Work out how many lines in the listing below carry the word "button". Give that number alone.
##########
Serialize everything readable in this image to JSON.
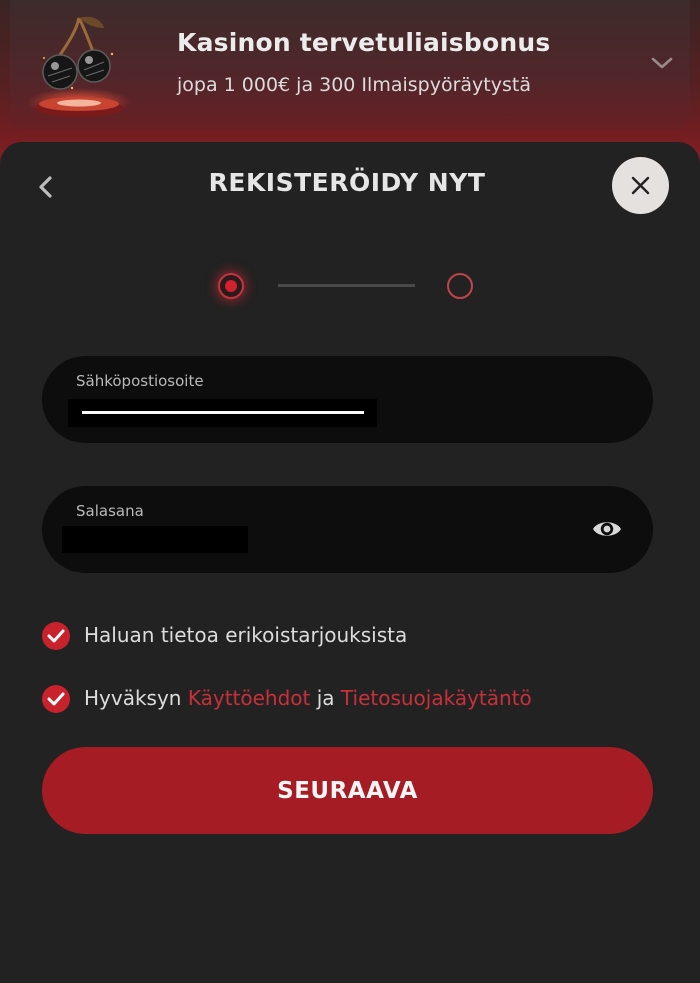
{
  "banner": {
    "title": "Kasinon tervetuliaisbonus",
    "subtitle": "jopa 1 000€ ja 300 Ilmaispyöräytystä",
    "art_icon": "cherries-on-pedestal-icon",
    "expand_icon": "chevron-down-icon"
  },
  "modal": {
    "title": "REKISTERÖIDY NYT",
    "back_icon": "chevron-left-icon",
    "close_icon": "close-icon",
    "steps": {
      "current": 1,
      "total": 2
    }
  },
  "form": {
    "email": {
      "label": "Sähköpostiosoite",
      "value": ""
    },
    "password": {
      "label": "Salasana",
      "value": "",
      "toggle_icon": "eye-icon"
    },
    "offers": {
      "checked": true,
      "label": "Haluan tietoa erikoistarjouksista"
    },
    "terms": {
      "checked": true,
      "prefix": "Hyväksyn",
      "terms_link": "Käyttöehdot",
      "conjunction": "ja",
      "privacy_link": "Tietosuojakäytäntö"
    },
    "submit_label": "SEURAAVA"
  },
  "colors": {
    "accent": "#c8222c",
    "button": "#a51c24",
    "modal_bg": "#222222",
    "field_bg": "#0d0d0d",
    "banner_bg": "#51262a"
  }
}
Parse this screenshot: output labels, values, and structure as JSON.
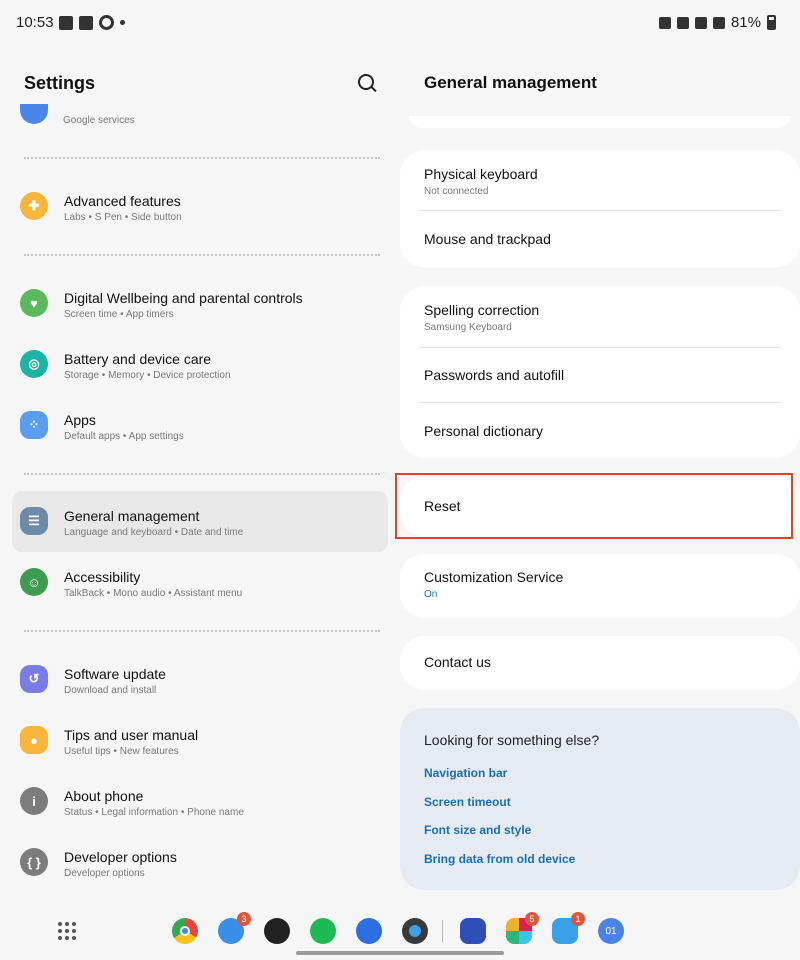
{
  "status_bar": {
    "time": "10:53",
    "battery": "81%"
  },
  "left": {
    "title": "Settings",
    "partial_item_sub": "Google services",
    "items": [
      {
        "label": "Advanced features",
        "sub": "Labs  •  S Pen  •  Side button",
        "icon": "gear-plus-icon",
        "color": "#f7b53b"
      },
      {
        "label": "Digital Wellbeing and parental controls",
        "sub": "Screen time  •  App timers",
        "icon": "heart-circle-icon",
        "color": "#5cb85c"
      },
      {
        "label": "Battery and device care",
        "sub": "Storage  •  Memory  •  Device protection",
        "icon": "battery-care-icon",
        "color": "#1bb3a4"
      },
      {
        "label": "Apps",
        "sub": "Default apps  •  App settings",
        "icon": "apps-grid-icon",
        "color": "#5b9cf0"
      },
      {
        "label": "General management",
        "sub": "Language and keyboard  •  Date and time",
        "icon": "sliders-icon",
        "color": "#6d8aa6"
      },
      {
        "label": "Accessibility",
        "sub": "TalkBack  •  Mono audio  •  Assistant menu",
        "icon": "accessibility-icon",
        "color": "#3e9b52"
      },
      {
        "label": "Software update",
        "sub": "Download and install",
        "icon": "update-icon",
        "color": "#7b7be6"
      },
      {
        "label": "Tips and user manual",
        "sub": "Useful tips  •  New features",
        "icon": "bulb-icon",
        "color": "#f7b53b"
      },
      {
        "label": "About phone",
        "sub": "Status  •  Legal information  •  Phone name",
        "icon": "info-icon",
        "color": "#7c7c7c"
      },
      {
        "label": "Developer options",
        "sub": "Developer options",
        "icon": "braces-icon",
        "color": "#7c7c7c"
      }
    ]
  },
  "right": {
    "title": "General management",
    "keyboard_card": [
      {
        "label": "Physical keyboard",
        "sub": "Not connected"
      },
      {
        "label": "Mouse and trackpad",
        "sub": ""
      }
    ],
    "text_card": [
      {
        "label": "Spelling correction",
        "sub": "Samsung Keyboard"
      },
      {
        "label": "Passwords and autofill",
        "sub": ""
      },
      {
        "label": "Personal dictionary",
        "sub": ""
      }
    ],
    "reset": "Reset",
    "customization": {
      "label": "Customization Service",
      "sub": "On"
    },
    "contact": "Contact us",
    "suggestions": {
      "title": "Looking for something else?",
      "links": [
        "Navigation bar",
        "Screen timeout",
        "Font size and style",
        "Bring data from old device"
      ]
    }
  },
  "taskbar": {
    "apps": [
      {
        "name": "chrome-icon",
        "color": "#e8453c"
      },
      {
        "name": "navigation-app-icon",
        "color": "#3a8ee6",
        "badge": "3"
      },
      {
        "name": "app-circle-icon",
        "color": "#222222"
      },
      {
        "name": "spotify-icon",
        "color": "#1db954"
      },
      {
        "name": "messages-icon",
        "color": "#2d6fe0"
      },
      {
        "name": "camera-app-icon",
        "color": "#3a3a3a"
      },
      {
        "name": "cloud-app-icon",
        "color": "#2e4fb8"
      },
      {
        "name": "slack-icon",
        "color": "#e01e5a",
        "badge": "5"
      },
      {
        "name": "chat-app-icon",
        "color": "#3aa0e8",
        "badge": "1"
      },
      {
        "name": "calendar-app-icon",
        "color": "#4b82e8",
        "label": "01"
      }
    ]
  }
}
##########
> Reply: 2